‘Four more years’: Gov. Beshear makes first BG campaign stop
Published 2:38 pm Sunday, May 21, 2023
Democratic Gov. Andy Beshear’s first Bowling Green campaign stop gave new meaning to standing room only.
Friday night at the downtown Spencer’s, about 200 people gathered to hear him speak. As he rolled up in a big black bus featuring his name, supporters inside the coffee shop started chanting.
“Four more years! Four more years!”
When Beshear began his speech, he joined in.
Beshear is running for reelection this November against Republican challenger Daniel Cameron, Kentucky’s attorney general.
Cameron and Beshear officially won their respective parties’ primary elections only three days ago, but neither are taking a breath before transitioning into full-on general election campaigning.
Friday was the first day of Beshear’s three-day bus tour across Kentucky. His campaign and other pro-Beshear political groups have already bought $43,000 worth of television ads, the first of which will begin airing this week.
For comparison, during Beshear’s first campaign for governor in 2019, his campaign didn’t air ads until Aug. 6.
Cameron and other anti-Beshear political groups haven’t wasted any time, either, already spending at least $318,000 on general election ads. Also on Friday, Cameron went on Fox News and told viewers that Beshear was responsible for division and learning loss in Kentucky, among other issues.
Beshear’s Friday speech focused on his leadership during “unprecedented” times, economic gains made during his first term and his support for teachers and unions.
In the past three years, he has led Kentucky through the COVID-19 pandemic and multiple natural disasters, including tornadoes and floods.
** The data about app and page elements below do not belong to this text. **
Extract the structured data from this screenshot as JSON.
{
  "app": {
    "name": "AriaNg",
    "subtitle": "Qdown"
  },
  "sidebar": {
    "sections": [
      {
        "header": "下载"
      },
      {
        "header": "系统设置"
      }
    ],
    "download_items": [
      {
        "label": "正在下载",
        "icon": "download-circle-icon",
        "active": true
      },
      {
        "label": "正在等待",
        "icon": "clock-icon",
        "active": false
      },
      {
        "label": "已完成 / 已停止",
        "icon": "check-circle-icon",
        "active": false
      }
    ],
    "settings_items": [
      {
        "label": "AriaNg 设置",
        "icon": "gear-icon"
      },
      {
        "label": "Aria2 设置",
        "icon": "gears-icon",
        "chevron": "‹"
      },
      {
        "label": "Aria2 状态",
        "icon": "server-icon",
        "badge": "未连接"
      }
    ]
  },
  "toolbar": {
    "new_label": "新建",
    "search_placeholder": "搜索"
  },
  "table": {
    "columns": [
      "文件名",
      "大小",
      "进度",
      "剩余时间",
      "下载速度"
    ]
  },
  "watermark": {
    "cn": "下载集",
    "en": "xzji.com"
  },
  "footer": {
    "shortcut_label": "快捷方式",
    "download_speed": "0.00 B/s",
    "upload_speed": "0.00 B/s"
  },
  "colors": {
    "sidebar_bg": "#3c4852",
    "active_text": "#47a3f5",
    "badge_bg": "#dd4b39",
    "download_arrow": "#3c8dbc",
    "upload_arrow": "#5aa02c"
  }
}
“Despite everything we’ve been through, I am more hopeful and more optimistic for the future of this Commonwealth than at any time in my lifetime,” Beshear said.
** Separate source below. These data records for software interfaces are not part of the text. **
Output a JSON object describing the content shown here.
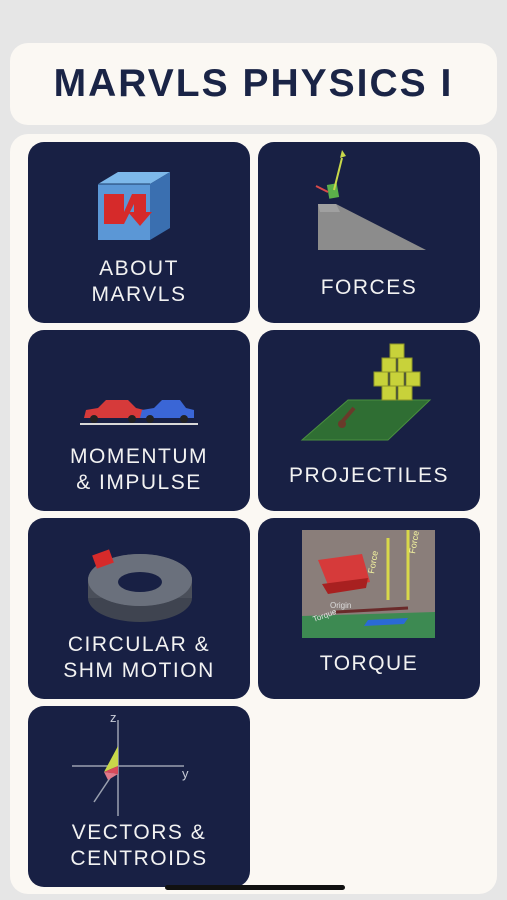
{
  "app": {
    "title": "MARVLS PHYSICS I"
  },
  "tiles": [
    {
      "label": "ABOUT\nMARVLS",
      "icon": "marvls-cube-logo-icon"
    },
    {
      "label": "FORCES",
      "icon": "inclined-plane-icon"
    },
    {
      "label": "MOMENTUM\n& IMPULSE",
      "icon": "colliding-cars-icon"
    },
    {
      "label": "PROJECTILES",
      "icon": "cannon-blocks-icon"
    },
    {
      "label": "CIRCULAR &\nSHM MOTION",
      "icon": "rotating-disc-icon"
    },
    {
      "label": "TORQUE",
      "icon": "torque-cart-icon"
    },
    {
      "label": "VECTORS &\nCENTROIDS",
      "icon": "xyz-axes-icon"
    }
  ],
  "illustration_text": {
    "torque": {
      "force1": "Force",
      "force2": "Force",
      "origin": "Origin",
      "torque": "Torque"
    },
    "vectors": {
      "z": "z",
      "y": "y"
    }
  },
  "colors": {
    "tile": "#182044",
    "panel": "#fbf8f3",
    "title": "#1a2446"
  }
}
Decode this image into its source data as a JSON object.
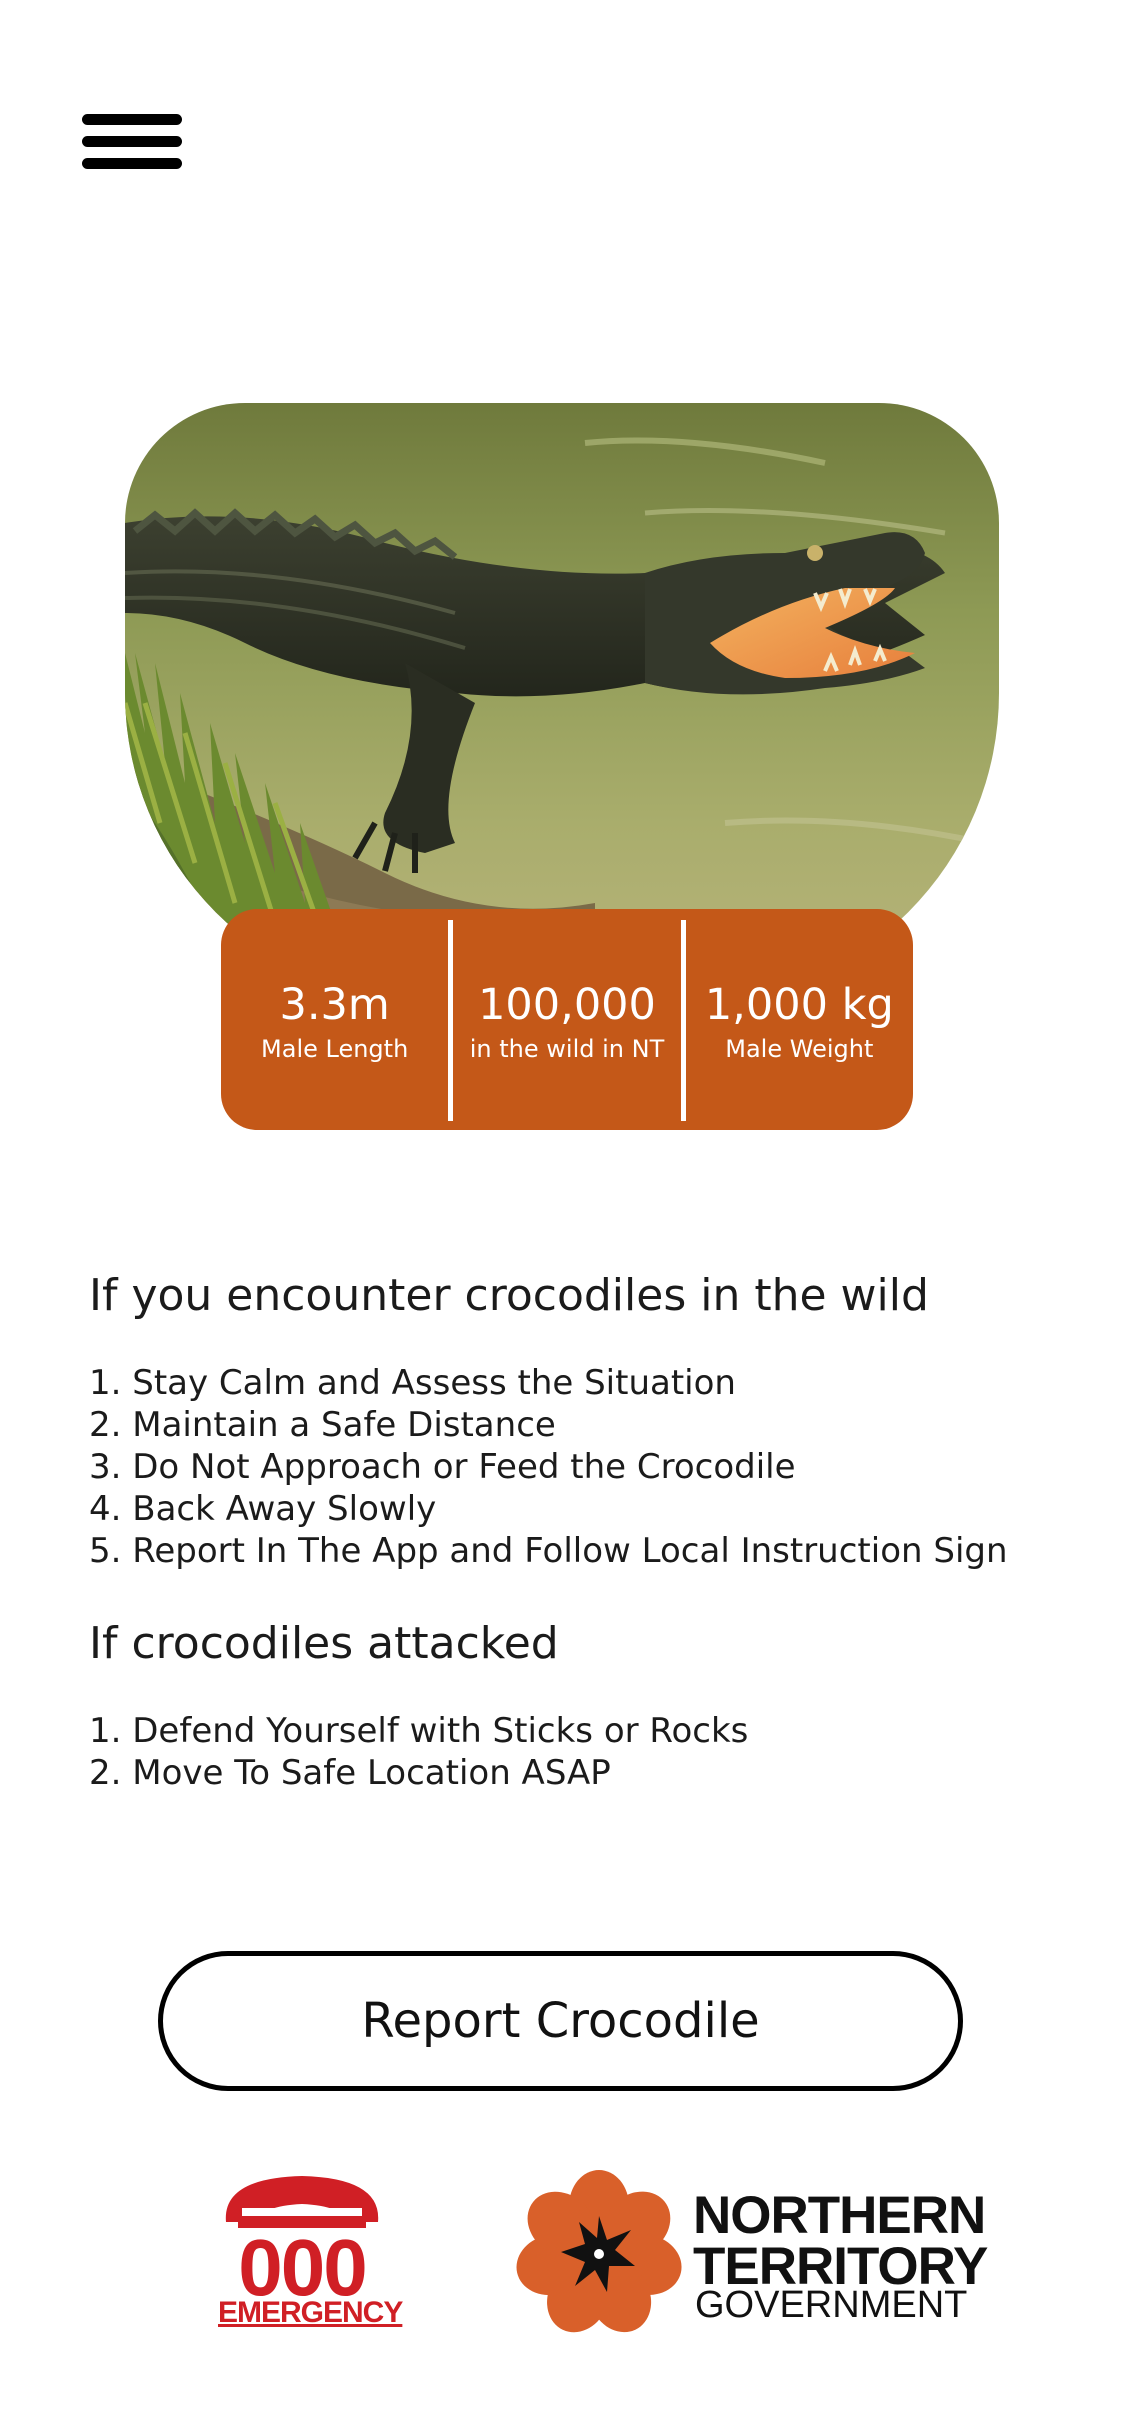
{
  "header": {
    "menu_icon": "hamburger-menu-icon"
  },
  "hero": {
    "image": "saltwater-crocodile-photo"
  },
  "stats": [
    {
      "value": "3.3m",
      "label": "Male Length"
    },
    {
      "value": "100,000",
      "label": "in the wild in NT"
    },
    {
      "value": "1,000 kg",
      "label": "Male Weight"
    }
  ],
  "encounter": {
    "title": "If you encounter crocodiles in the wild",
    "items": [
      "1. Stay Calm and Assess the Situation",
      "2. Maintain a Safe Distance",
      "3. Do Not Approach or Feed the Crocodile",
      "4. Back Away Slowly",
      "5. Report In The App and Follow Local Instruction Sign"
    ]
  },
  "attack": {
    "title": "If crocodiles attacked",
    "items": [
      "1. Defend Yourself with Sticks or Rocks",
      "2. Move To Safe Location ASAP"
    ]
  },
  "report_button": {
    "label": "Report Crocodile"
  },
  "logos": {
    "emergency": {
      "digits": "000",
      "word": "EMERGENCY",
      "icon": "telephone-icon"
    },
    "nt_government": {
      "line1": "NORTHERN",
      "line2": "TERRITORY",
      "line3": "GOVERNMENT",
      "icon": "nt-flower-emblem"
    }
  },
  "colors": {
    "accent": "#C45818",
    "emergency_red": "#D01F25",
    "text": "#1B1B1B"
  }
}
“We are coming off our two best years for economic development in our history and it is not even close. Bowling Green is now going to be home to the third largest battery factory on planet Earth.”
Also on an economic note, Beshear said that last month, Kentucky set the record for the lowest monthly unemployment rate ever.
He added that he wants to continue the momentum and “leapfrog” other states in economic development to claim Kentucky’s spot in the top 10 economies in the nation.
Republican state legislators have previously criticized Beshear as “taking credit” for economic gains they say the legislature is responsible for creating.
Dozens of attendees held “Teachers for Andy” signs at the campaign event. Members of the United Auto Workers labor union showed up in red shirts to support the governor.
Beshear said that he’s the first governor in a while that has made Kentucky’s public servants feel secure about their retirement.
During his administration, the state has created the largest rainy day fund in history. This has led to a bond rating upgrade, “meaning every teacher, every police officer, every social worker, every city employee – your pensions are better protected than at any time in the last several decades,” Beshear said.
He added that the state can use the enlarged rainy day fund to give educators a pay raise.
He made callbacks to 2019, when he narrowly defeated incumbent Republican governor Matt Bevin by less than half of a percentage point, about 5,000 votes.
“We thought that race was about right versus wrong,” he said. “It was about life versus death. And because we won that race, tens of thousands of Kentuckians are alive today.”
In the 2019 election, Beshear secured 50.8% of the Warren County vote, which was key to his victory. He said that this year’s election is even more important than 2019, and will be similarly close.
Kentucky is one of three states holding a race for governor in 2023, and the only state where a Democratic governor is running for reelection. Consequently, the election is likely to draw national attention – and money.
Cameron has already appealed to national politics during the primary election, touting his Trump endorsement and focusing on national GOP talking points.
However, Beshear has said he will not campaign with national figures like President Joe Biden, and instead focus on Kentucky issues. He said this race is not about who is in the White House, but about “what’s going on in your house.”
“The citizens of Kentucky care most at the end of the day about those questions we all have to answer – do I have a good job, one that will provide security for my family? We’ve created a record number of good jobs,” he said.
“Can I afford to take my parents or kids to a doctor when they’re sick? We’re expanding healthcare and the price of insulin is coming down. Do I feel safe in my community? We provided the largest raises in history to the state police, seized a record amount of fentanyl, had hundreds of guardsmen at the border and we have seen a decrease in overdoses last year for the first time.”
Beshear presented himself as the positive, encouraging option that could bring investments to Kentucky by talking up its communities.
“But what are my opponents doing?” he asked. “They’re talking us down. They’re running us down. They’re creating division and fear and hatred. That’s the type of thing that could cost a community that game-changing investment.”